Tara Davison examines the legal responsibilities of contractors in a recent case.

30 August 2021

construction law, legal update

This article considers whether a notice is valid when served on a party who is specified in the Contract, but no longer holds office and lacks authority to act. 

In the recent case Scottish case of Michael Wilson v Graeme W Cheyne (Builders) Ltd [2021] ScotSAC Civ (03 August 2021) the Sheriff Appeal Court (SAC) upheld an adjudicator’s decision that an application for interim payment was valid, despite the application having been made to a contract administrator who had withdrawn from acting. The application had been submitted in line with the terms of the contract, and further Michael Wilson (the Employer) was barred from challenging its validity. The cost of failing to appoint a replacement contract administrator amounted to £263,337.53, plus interest.


In March 2016, the Employer engaged Graeme W Cheyne (Builders) Ltd (the Contractor) to build a house in Cults, Aberdeen. The contract was based on the standard form “Scottish Building Contracts Committee: Minor Works Building Contract with Contractor’s Design for use in Scotland (MWD/Scot 2016)” (the Contract). 

The mechanism for making interim payments within the Contract is that Interim Applications for payment required to be submitted to the “Architect/Contract Administrator” (A/CA) as defined within the Contract, who was “WCP Architects (the William Cowie Partnership) Ltd” (“WCP”).

The dispute

WCP terminated its appointment in writing to the Employer in July 2019. The Contractor was not informed of this and subsequently submitted interim application for payment number 14 (“interim application 14”) via email to WCP on 21 February 2020. No replacement A/CA was appointed. The Employer did not issue a payment or pay less notice and disputed the validity of service of interim application 14 due to WCP’s resignation.

The Contractor referred the interim application 14 dispute to adjudication. 


The Employer’s defence was that interim application 14 was invalid, as it had been improperly served on WCP who was no longer acting A/CA. The Employer also argued that the application failed due to inadequate content as no basis for the calculation of the sum was provided. 

The adjudicator held that the interim payment application was valid, in both service, content and substance. The Employer was ordered to pay the full sums claimed to the Contractor, along with fees and expenses. Payment was not made and the Contractor raised enforcement proceedings at the Sheriff Court. 

Sheriff Court

In defending the enforcement action, the Employer sought a declaration that interim application 14 was invalid as well as challenging the adjudicator’s decision on grounds that: (1) the adjudicator failed to exhaust his jurisdiction; (2) the adjudicator failed to provide adequate reasons for the decision; and (3) interim application 14 was tainted by fraud due to alleged dumping of hazardous and illegal materials on site. 

At first instance the Sheriff granted summary decree in favour of the Contractor on the basis that the Employer had no real prospects of success.

Sheriff Appeal Court

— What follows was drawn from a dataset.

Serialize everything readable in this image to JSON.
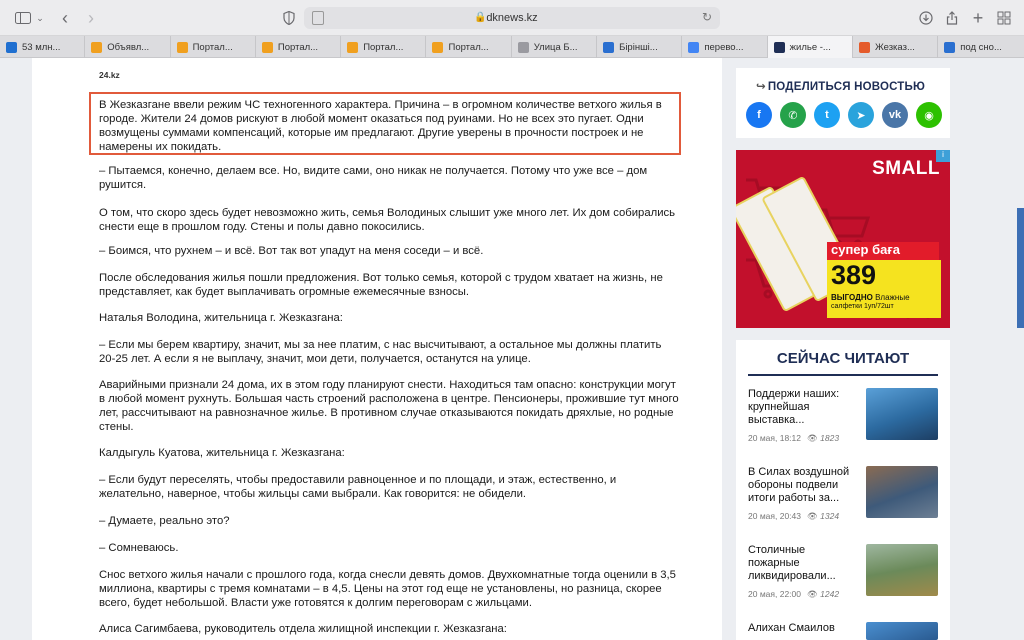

The Employer appealed the decision to the SAC. The Employer argued that there was no requirement in the Contract to inform the Contractor that WCP had ceased to act. It further argued that the Contractor could have demanded a new A/CA appointment. 

In examining the arguments, the court applied the general principle that a notice will normally be deemed to be validly served by reference to the particular contractual provisions, using the normal rules of contractual interpretation.

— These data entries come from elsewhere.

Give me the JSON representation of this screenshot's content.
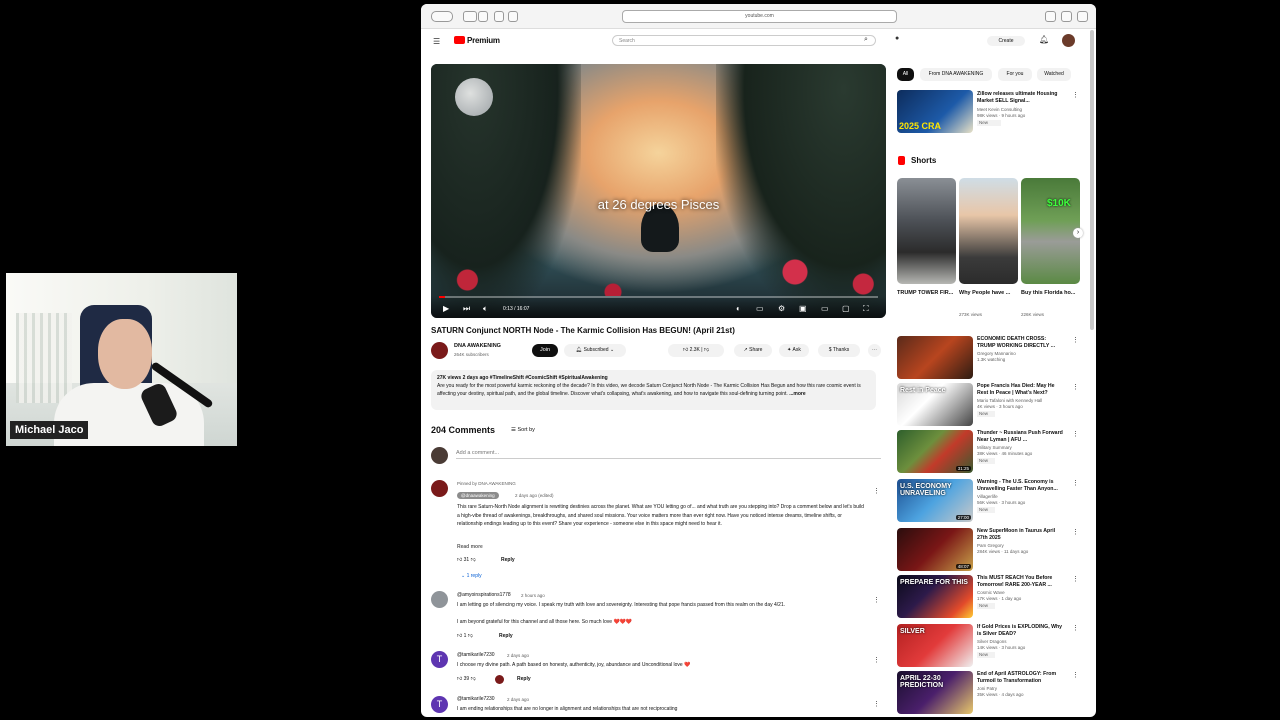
{
  "webcam": {
    "name": "Michael Jaco"
  },
  "browser": {
    "url": "youtube.com"
  },
  "header": {
    "logo": "Premium",
    "search_placeholder": "Search",
    "create": "Create"
  },
  "player": {
    "caption": "at 26 degrees Pisces",
    "time": "0:13 / 16:07",
    "progress": 0.014
  },
  "video": {
    "title": "SATURN Conjunct NORTH Node - The Karmic Collision Has BEGUN! (April 21st)",
    "channel": "DNA AWAKENING",
    "subscribers": "264K subscribers",
    "join": "Join",
    "subscribed": "Subscribed",
    "likes": "2.3K",
    "share": "Share",
    "ask": "Ask",
    "thanks": "Thanks",
    "desc_meta": "27K views  2 days ago  #TimelineShift #CosmicShift #SpiritualAwakening",
    "desc_text": "Are you ready for the most powerful karmic reckoning of the decade? In this video, we decode Saturn Conjunct North Node - The Karmic Collision Has Begun and how this rare cosmic event is affecting your destiny, spiritual path, and the global timeline. Discover what's collapsing, what's awakening, and how to navigate this soul-defining turning point.",
    "desc_more": "...more"
  },
  "comments": {
    "count": "204 Comments",
    "sort": "Sort by",
    "add_placeholder": "Add a comment...",
    "items": [
      {
        "pinned": "Pinned by DNA AWAKENING",
        "author": "@dnaawakening",
        "time": "2 days ago (edited)",
        "text": "This rare Saturn-North Node alignment is rewriting destinies across the planet. What are YOU letting go of... and what truth are you stepping into? Drop a comment below and let's build a high-vibe thread of awakenings, breakthroughs, and shared soul missions. Your voice matters more than ever right now. Have you noticed intense dreams, timeline shifts, or relationship endings leading up to this event? Share your experience - someone else in this space might need to hear it.",
        "read_more": "Read more",
        "likes": "31",
        "reply": "Reply",
        "replies": "1 reply"
      },
      {
        "author": "@amyoinspirations1778",
        "time": "2 hours ago",
        "text": "I am letting go of silencing my voice. I speak my truth with love and sovereignty. Interesting that pope francis passed from this realm on the day 4/21.",
        "text2": "I am beyond grateful for this channel and all those here. So much love ❤️❤️❤️",
        "likes": "1",
        "reply": "Reply"
      },
      {
        "author": "@tamikarile7230",
        "time": "2 days ago",
        "text": "I choose my divine path. A path based on honesty, authenticity, joy, abundance and Unconditional love ❤️",
        "likes": "39",
        "reply": "Reply"
      },
      {
        "author": "@tamikarile7230",
        "time": "2 days ago",
        "text": "I am ending relationships that are no longer in alignment and relationships that are not reciprocating"
      }
    ]
  },
  "sidebar": {
    "chips": [
      "All",
      "From DNA AWAKENING",
      "For you",
      "Watched"
    ],
    "top_video": {
      "title": "Zillow releases ultimate Housing Market SELL Signal...",
      "channel": "Meet Kevin Consulting",
      "meta": "98K views · 9 hours ago",
      "badge": "New",
      "thumb_text": "2025 CRA"
    },
    "shorts_heading": "Shorts",
    "shorts": [
      {
        "title": "TRUMP TOWER FIR...",
        "views": ""
      },
      {
        "title": "Why People have ...",
        "views": "273K views"
      },
      {
        "title": "Buy this Florida ho...",
        "views": "226K views",
        "badge": "$10K"
      }
    ],
    "videos": [
      {
        "title": "ECONOMIC DEATH CROSS: TRUMP WORKING DIRECTLY ...",
        "channel": "Gregory Mannarino",
        "meta": "1.3K watching",
        "thumb_text": "",
        "duration": ""
      },
      {
        "title": "Pope Francis Has Died: May He Rest In Peace | What's Next?",
        "channel": "Mario Tafaloni with Kennedy Hall",
        "meta": "4K views · 3 hours ago",
        "badge": "New",
        "thumb_text": "Rest in Peace"
      },
      {
        "title": "Thunder ~ Russians Push Forward Near Lyman | AFU ...",
        "channel": "Military Summary",
        "meta": "38K views · 46 minutes ago",
        "badge": "New",
        "duration": "31:25"
      },
      {
        "title": "Warning - The U.S. Economy is Unravelling Faster Than Anyon...",
        "channel": "Villagerlife",
        "meta": "56K views · 3 hours ago",
        "badge": "New",
        "thumb_text": "U.S. ECONOMY UNRAVELING",
        "duration": "27:00"
      },
      {
        "title": "New SuperMoon in Taurus April 27th 2025",
        "channel": "Pam Gregory",
        "meta": "284K views · 11 days ago",
        "duration": "48:07"
      },
      {
        "title": "This MUST REACH You Before Tomorrow! RARE 200-YEAR ...",
        "channel": "Cosmic Wave",
        "meta": "17K views · 1 day ago",
        "badge": "New",
        "thumb_text": "PREPARE FOR THIS"
      },
      {
        "title": "If Gold Prices is EXPLODING, Why is Silver DEAD?",
        "channel": "Silver Dragons",
        "meta": "14K views · 3 hours ago",
        "badge": "New",
        "thumb_text": "SILVER"
      },
      {
        "title": "End of April ASTROLOGY: From Turmoil to Transformation",
        "channel": "Joni Patry",
        "meta": "35K views · 4 days ago",
        "thumb_text": "APRIL 22-30 PREDICTION"
      }
    ]
  },
  "colors": {
    "youtube_red": "#ff0000",
    "link_blue": "#065fd4",
    "chip_bg": "#f2f2f2"
  }
}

The court held that in respect of the formalities of service, the need for a notice to arrive in the hands of someone with authority to act corresponded to the need for service upon the party specified in the contractual notice provisions, and should not extend to the question of whether or not the party had authority to act at a certain time.

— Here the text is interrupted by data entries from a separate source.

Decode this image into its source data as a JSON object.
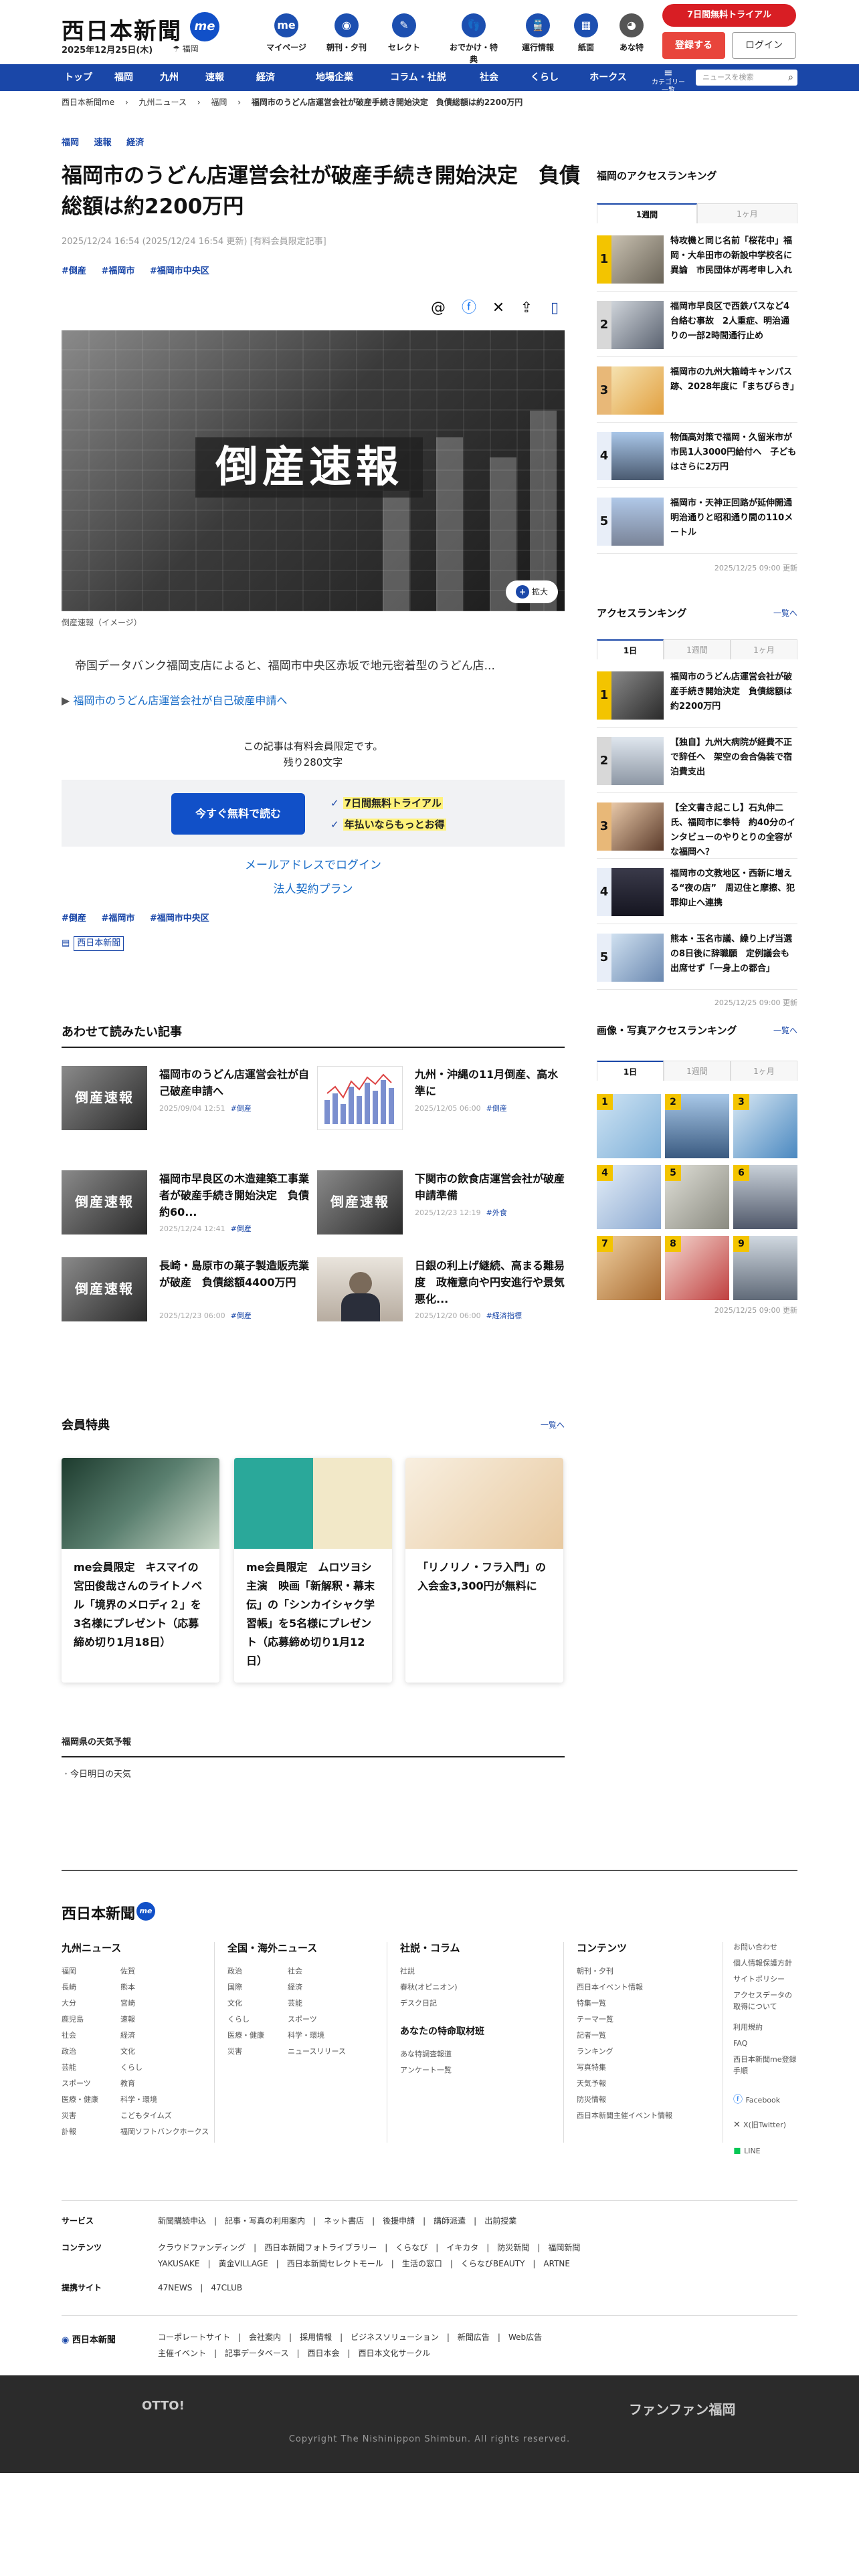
{
  "header": {
    "logo": "西日本新聞",
    "me_badge": "me",
    "date": "2025年12月25日(木)",
    "weather": "☂ 福岡",
    "nav": [
      {
        "label": "マイページ",
        "icon": "me-icon"
      },
      {
        "label": "朝刊・夕刊",
        "icon": "newspaper-icon"
      },
      {
        "label": "セレクト",
        "icon": "select-icon"
      },
      {
        "label": "おでかけ・特典",
        "icon": "footprint-icon"
      },
      {
        "label": "運行情報",
        "icon": "train-icon"
      },
      {
        "label": "紙面",
        "icon": "paper-icon"
      },
      {
        "label": "あな特",
        "icon": "tanuki-icon"
      }
    ],
    "trial": "7日間無料トライアル",
    "register": "登録する",
    "login": "ログイン"
  },
  "gnav": {
    "items": [
      "トップ",
      "福岡",
      "九州",
      "速報",
      "経済",
      "地場企業",
      "コラム・社説",
      "社会",
      "くらし",
      "ホークス"
    ],
    "category_menu": "カテゴリー一覧",
    "search_placeholder": "ニュースを検索"
  },
  "breadcrumb": [
    "西日本新聞me",
    "九州ニュース",
    "福岡",
    "福岡市のうどん店運営会社が破産手続き開始決定　負債総額は約2200万円"
  ],
  "article": {
    "top_tags": [
      "福岡",
      "速報",
      "経済"
    ],
    "title": "福岡市のうどん店運営会社が破産手続き開始決定　負債総額は約2200万円",
    "meta": "2025/12/24 16:54 (2025/12/24 16:54 更新) [有料会員限定記事]",
    "tags": [
      "#倒産",
      "#福岡市",
      "#福岡市中央区"
    ],
    "hero_text": "倒産速報",
    "zoom": "拡大",
    "caption": "倒産速報（イメージ）",
    "lead": "帝国データバンク福岡支店によると、福岡市中央区赤坂で地元密着型のうどん店...",
    "related_link": "福岡市のうどん店運営会社が自己破産申請へ",
    "paywall_note": "この記事は有料会員限定です。",
    "remaining": "残り280文字",
    "free_button": "今すぐ無料で読む",
    "perk1": "7日間無料トライアル",
    "perk2": "年払いならもっとお得",
    "mail_login": "メールアドレスでログイン",
    "corp_plan": "法人契約プラン",
    "newspaper_label": "西日本新聞"
  },
  "recommended": {
    "heading": "あわせて読みたい記事",
    "cards": [
      {
        "title": "福岡市のうどん店運営会社が自己破産申請へ",
        "date": "2025/09/04 12:51",
        "tag": "#倒産",
        "thumb": "倒産速報"
      },
      {
        "title": "九州・沖縄の11月倒産、高水準に",
        "date": "2025/12/05 06:00",
        "tag": "#倒産",
        "thumb": "chart"
      },
      {
        "title": "福岡市早良区の木造建築工事業者が破産手続き開始決定　負債約60...",
        "date": "2025/12/24 12:41",
        "tag": "#倒産",
        "thumb": "倒産速報"
      },
      {
        "title": "下関市の飲食店運営会社が破産申請準備",
        "date": "2025/12/23 12:19",
        "tag": "#外食",
        "thumb": "倒産速報"
      },
      {
        "title": "長崎・島原市の菓子製造販売業が破産　負債総額4400万円",
        "date": "2025/12/23 06:00",
        "tag": "#倒産",
        "thumb": "倒産速報"
      },
      {
        "title": "日銀の利上げ継続、高まる難易度　政権意向や円安進行や景気悪化...",
        "date": "2025/12/20 06:00",
        "tag": "#経済指標",
        "thumb": "photo"
      }
    ]
  },
  "member_perks": {
    "heading": "会員特典",
    "more": "一覧へ",
    "cards": [
      "me会員限定　キスマイの宮田俊哉さんのライトノベル「境界のメロディ２」を3名様にプレゼント（応募締め切り1月18日）",
      "me会員限定　ムロツヨシ主演　映画「新解釈・幕末伝」の「シンカイシャク学習帳」を5名様にプレゼント（応募締め切り1月12日）",
      "「リノリノ・フラ入門」の入会金3,300円が無料に"
    ]
  },
  "weather": {
    "heading": "福岡県の天気予報",
    "item": "今日明日の天気"
  },
  "sidebar": {
    "local_ranking": {
      "heading": "福岡のアクセスランキング",
      "tabs": [
        "1週間",
        "1ヶ月"
      ],
      "items": [
        "特攻機と同じ名前「桜花中」福岡・大牟田市の新設中学校名に異論　市民団体が再考申し入れ",
        "福岡市早良区で西鉄バスなど4台絡む事故　2人重症、明治通りの一部2時間通行止め",
        "福岡市の九州大箱崎キャンパス跡、2028年度に「まちびらき」",
        "物価高対策で福岡・久留米市が市民1人3000円給付へ　子どもはさらに2万円",
        "福岡市・天神正回路が延伸開通　明治通りと昭和通り間の110メートル"
      ],
      "updated": "2025/12/25 09:00 更新"
    },
    "access_ranking": {
      "heading": "アクセスランキング",
      "more": "一覧へ",
      "tabs": [
        "1日",
        "1週間",
        "1ヶ月"
      ],
      "items": [
        "福岡市のうどん店運営会社が破産手続き開始決定　負債総額は約2200万円",
        "【独自】九州大病院が経費不正で辞任へ　架空の会合偽装で宿泊費支出",
        "【全文書き起こし】石丸伸二氏、福岡市に拳特　約40分のインタビューのやりとりの全容がな福岡へ？",
        "福岡市の文教地区・西新に増える“夜の店”　周辺住と摩擦、犯罪抑止へ連携",
        "熊本・玉名市議、繰り上げ当選の8日後に辞職願　定例議会も出席せず「一身上の都合」"
      ],
      "updated": "2025/12/25 09:00 更新"
    },
    "photo_ranking": {
      "heading": "画像・写真アクセスランキング",
      "more": "一覧へ",
      "tabs": [
        "1日",
        "1週間",
        "1ヶ月"
      ],
      "numbers": [
        "1",
        "2",
        "3",
        "4",
        "5",
        "6",
        "7",
        "8",
        "9"
      ],
      "updated": "2025/12/25 09:00 更新"
    }
  },
  "footer": {
    "logo": "西日本新聞",
    "me": "me",
    "columns": [
      {
        "heading": "九州ニュース",
        "links": [
          "福岡",
          "佐賀",
          "長崎",
          "熊本",
          "大分",
          "宮崎",
          "鹿児島",
          "速報",
          "社会",
          "経済",
          "政治",
          "文化",
          "芸能",
          "くらし",
          "スポーツ",
          "教育",
          "医療・健康",
          "科学・環境",
          "災害",
          "こどもタイムズ",
          "訃報",
          "福岡ソフトバンクホークス"
        ]
      },
      {
        "heading": "全国・海外ニュース",
        "links": [
          "政治",
          "社会",
          "国際",
          "経済",
          "文化",
          "芸能",
          "くらし",
          "スポーツ",
          "医療・健康",
          "科学・環境",
          "災害",
          "ニュースリリース"
        ]
      },
      {
        "heading": "社説・コラム",
        "links": [
          "社説",
          "春秋(オピニオン)",
          "デスク日記"
        ],
        "sub_heading": "あなたの特命取材班",
        "sub_links": [
          "あな特調査報道",
          "アンケート一覧"
        ]
      },
      {
        "heading": "コンテンツ",
        "links": [
          "朝刊・夕刊",
          "西日本イベント情報",
          "特集一覧",
          "テーマ一覧",
          "記者一覧",
          "ランキング",
          "写真特集",
          "天気予報",
          "防災情報",
          "西日本新聞主催イベント情報"
        ]
      }
    ],
    "misc_links": [
      "お問い合わせ",
      "個人情報保護方針",
      "サイトポリシー",
      "アクセスデータの取得について",
      "利用規約",
      "FAQ",
      "西日本新聞me登録手順"
    ],
    "social": [
      "Facebook",
      "X(旧Twitter)",
      "LINE"
    ],
    "rows": [
      {
        "label": "サービス",
        "value": "新聞購読申込　|　記事・写真の利用案内　|　ネット書店　|　後援申請　|　講師派遣　|　出前授業"
      },
      {
        "label": "コンテンツ",
        "value": "クラウドファンディング　|　西日本新聞フォトライブラリー　|　くらなび　|　イキカタ　|　防災新聞　|　福岡新聞"
      },
      {
        "label": "",
        "value": "YAKUSAKE　|　黄金VILLAGE　|　西日本新聞セレクトモール　|　生活の窓口　|　くらなびBEAUTY　|　ARTNE"
      },
      {
        "label": "提携サイト",
        "value": "47NEWS　|　47CLUB"
      }
    ],
    "corp_logo": "西日本新聞",
    "corp_links": "コーポレートサイト　|　会社案内　|　採用情報　|　ビジネスソリューション　|　新聞広告　|　Web広告",
    "corp_links2": "主催イベント　|　記事データベース　|　西日本会　|　西日本文化サークル",
    "otto": "OTTO!",
    "fanfun": "ファンファン福岡",
    "copyright": "Copyright The Nishinippon Shimbun. All rights reserved."
  }
}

Applying this approach, and noting that the relevant terms of the Contract were clear in their terms, the Sheriff concluded that in the absence of variation of the Contract or any replacement A/CA, the party upon whom service was required was WCP. 

The Sheriff stated that it was “simply illogical” to argue that the Contractor could have demanded a new A/CA be appointed, as it was unaware that WCP had ceased to act.

The Sheriff found that although the Employer may have been exposed to prejudice by not replacing WCP as A/CA, it had exposed itself to this risk as it failed to appoint another A/CA for an extended period of time: in terms of the Contract, the Employer should have appointed a replacement within 14 days. The court found the Employer’s decision not to replace WCP timeously to be a conscious and deliberate one taken at the Employer’s risk. 

The Employer’s grounds of appeal were refused.

Points to take away

It is surprising that the standard form terms in question in this case do not require formal notice to be served on the Contractor, advising that the A/CA has ceased to act. However, appointing a replacement was the clear responsibility of the Employer, such that it could not take advantage of its own failure to do so to avoid the contractual payment mechanism operating. 

The continued trend of supporting adjudicator’s decisions is clear. The court warned that the various arguments deployed by the Employer in this case appeared to be the contrived or technical defences that the courts have long cautioned will be examined with a degree of scepticism. 

For more information please contact Tara Davison, a solicitor in our property and infrastucture disputes team, at tara.davison@shepwedd.com.